→ **ASSIGNED TASK**: The lines to copy run from the one containing "Decode this image" to the last line of the entries; output those lines exactly and only them, without pictures.

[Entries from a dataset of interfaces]
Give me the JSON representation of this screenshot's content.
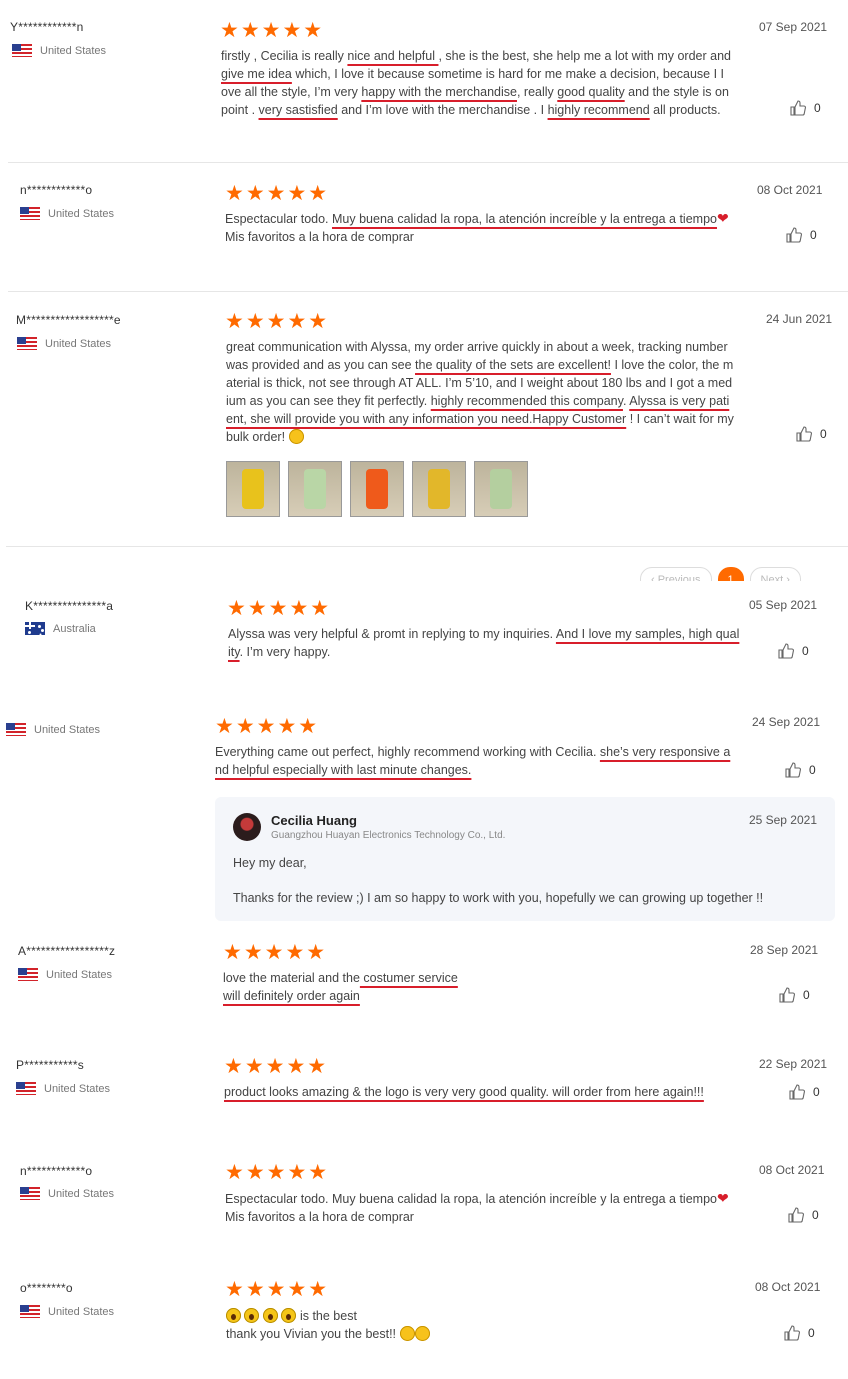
{
  "reviews": [
    {
      "user": "Y************n",
      "country": "United States",
      "date": "07 Sep 2021",
      "likes": "0",
      "lines": [
        "firstly , Cecilia is really nice and helpful , she is the best,  she help me a lot with my order and",
        "give me idea which, I love it because sometime is  hard for me make a decision,  because I I",
        "ove all the style, I’m very happy with the merchandise, really good quality and the style is on",
        "point . very sastisfied and I’m love with the merchandise . I highly recommend all products."
      ]
    },
    {
      "user": "n************o",
      "country": "United States",
      "date": "08 Oct 2021",
      "likes": "0",
      "lines": [
        "Espectacular todo. Muy buena calidad la ropa, la atención increíble y la entrega a tiempo",
        "Mis favoritos a la hora de comprar"
      ]
    },
    {
      "user": "M******************e",
      "country": "United States",
      "date": "24 Jun 2021",
      "likes": "0",
      "lines": [
        "great communication with Alyssa, my order arrive quickly in about a week, tracking number",
        "was provided and as you can see the quality of the sets are excellent! I love the color, the m",
        "aterial is thick, not see through AT ALL. I’m 5’10, and I weight  about 180 lbs and I got a med",
        "ium as you can see they fit perfectly. highly recommended this company. Alyssa is very pati",
        "ent, she will provide you with any information you need.Happy Customer ! I can’t wait for my",
        "bulk order!"
      ]
    },
    {
      "user": "K***************a",
      "country": "Australia",
      "date": "05 Sep 2021",
      "likes": "0",
      "lines": [
        "Alyssa was very helpful & promt in replying to my inquiries. And I love my samples, high qual",
        "ity. I’m very happy."
      ]
    },
    {
      "user": "",
      "country": "United States",
      "date": "24 Sep 2021",
      "likes": "0",
      "lines": [
        "Everything came out perfect, highly recommend working with Cecilia. she’s very responsive a",
        "nd helpful especially with last minute changes."
      ]
    },
    {
      "user": "A*****************z",
      "country": "United States",
      "date": "28 Sep 2021",
      "likes": "0",
      "lines": [
        "love the material and the costumer service",
        "will definitely order again"
      ]
    },
    {
      "user": "P***********s",
      "country": "United States",
      "date": "22 Sep 2021",
      "likes": "0",
      "lines": [
        "product looks amazing & the logo is very very good quality. will order from here again!!!"
      ]
    },
    {
      "user": "n************o",
      "country": "United States",
      "date": "08 Oct 2021",
      "likes": "0",
      "lines": [
        "Espectacular todo. Muy buena calidad la ropa, la atención increíble y la entrega a tiempo",
        "Mis favoritos a la hora de comprar"
      ]
    },
    {
      "user": "o********o",
      "country": "United States",
      "date": "08 Oct 2021",
      "likes": "0",
      "lines": [
        "is the best",
        "thank you Vivian you the best!!"
      ]
    }
  ],
  "stars": "★★★★★",
  "reply": {
    "name": "Cecilia Huang",
    "company": "Guangzhou Huayan Electronics Technology Co., Ltd.",
    "date": "25 Sep 2021",
    "greeting": "Hey my dear,",
    "body": "Thanks for the review ;) I am so happy to work with you, hopefully we can growing up together !!"
  },
  "pagination": {
    "previous": "‹ Previous",
    "current": "1",
    "next": "Next ›"
  },
  "colors": {
    "accent": "#ff6a00",
    "underline": "#d81e2b"
  }
}
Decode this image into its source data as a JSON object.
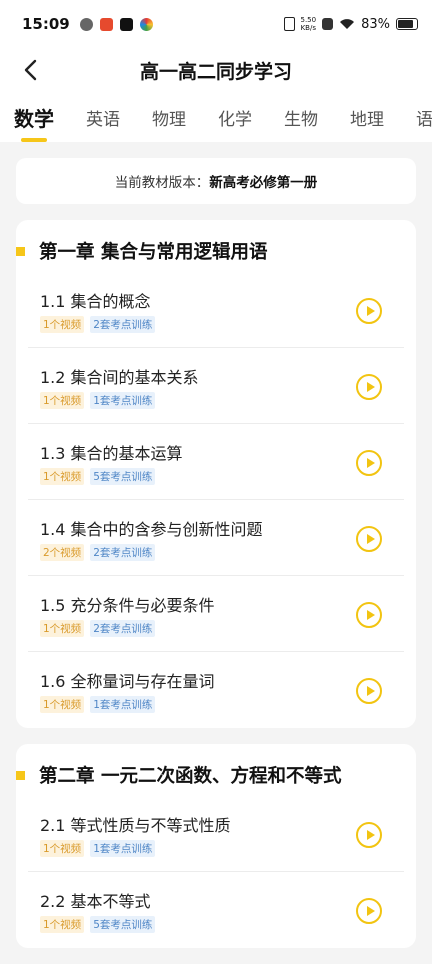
{
  "status": {
    "time": "15:09",
    "net_speed": "5.50\nKB/s",
    "battery": "83%"
  },
  "header": {
    "title": "高一高二同步学习"
  },
  "tabs": [
    {
      "label": "数学"
    },
    {
      "label": "英语"
    },
    {
      "label": "物理"
    },
    {
      "label": "化学"
    },
    {
      "label": "生物"
    },
    {
      "label": "地理"
    },
    {
      "label": "语文"
    }
  ],
  "version": {
    "label": "当前教材版本：",
    "value": "新高考必修第一册"
  },
  "chapters": [
    {
      "title": "第一章 集合与常用逻辑用语",
      "lessons": [
        {
          "title": "1.1 集合的概念",
          "video": "1个视频",
          "train": "2套考点训练"
        },
        {
          "title": "1.2 集合间的基本关系",
          "video": "1个视频",
          "train": "1套考点训练"
        },
        {
          "title": "1.3 集合的基本运算",
          "video": "1个视频",
          "train": "5套考点训练"
        },
        {
          "title": "1.4 集合中的含参与创新性问题",
          "video": "2个视频",
          "train": "2套考点训练"
        },
        {
          "title": "1.5 充分条件与必要条件",
          "video": "1个视频",
          "train": "2套考点训练"
        },
        {
          "title": "1.6 全称量词与存在量词",
          "video": "1个视频",
          "train": "1套考点训练"
        }
      ]
    },
    {
      "title": "第二章 一元二次函数、方程和不等式",
      "lessons": [
        {
          "title": "2.1 等式性质与不等式性质",
          "video": "1个视频",
          "train": "1套考点训练"
        },
        {
          "title": "2.2 基本不等式",
          "video": "1个视频",
          "train": "5套考点训练"
        }
      ]
    }
  ],
  "colors": {
    "accent": "#f6c619",
    "play": "#f2c411"
  }
}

→ **SOLUTION TO THIS EXERCISE**:
Decode this image into its source data as a JSON object.
{
  "status": {
    "time": "15:09",
    "net_speed": "5.50\nKB/s",
    "battery": "83%"
  },
  "header": {
    "title": "高一高二同步学习"
  },
  "tabs": [
    {
      "label": "数学"
    },
    {
      "label": "英语"
    },
    {
      "label": "物理"
    },
    {
      "label": "化学"
    },
    {
      "label": "生物"
    },
    {
      "label": "地理"
    },
    {
      "label": "语文"
    }
  ],
  "version": {
    "label": "当前教材版本：",
    "value": "新高考必修第一册"
  },
  "chapters": [
    {
      "title": "第一章 集合与常用逻辑用语",
      "lessons": [
        {
          "title": "1.1 集合的概念",
          "video": "1个视频",
          "train": "2套考点训练"
        },
        {
          "title": "1.2 集合间的基本关系",
          "video": "1个视频",
          "train": "1套考点训练"
        },
        {
          "title": "1.3 集合的基本运算",
          "video": "1个视频",
          "train": "5套考点训练"
        },
        {
          "title": "1.4 集合中的含参与创新性问题",
          "video": "2个视频",
          "train": "2套考点训练"
        },
        {
          "title": "1.5 充分条件与必要条件",
          "video": "1个视频",
          "train": "2套考点训练"
        },
        {
          "title": "1.6 全称量词与存在量词",
          "video": "1个视频",
          "train": "1套考点训练"
        }
      ]
    },
    {
      "title": "第二章 一元二次函数、方程和不等式",
      "lessons": [
        {
          "title": "2.1 等式性质与不等式性质",
          "video": "1个视频",
          "train": "1套考点训练"
        },
        {
          "title": "2.2 基本不等式",
          "video": "1个视频",
          "train": "5套考点训练"
        }
      ]
    }
  ],
  "colors": {
    "accent": "#f6c619",
    "play": "#f2c411"
  }
}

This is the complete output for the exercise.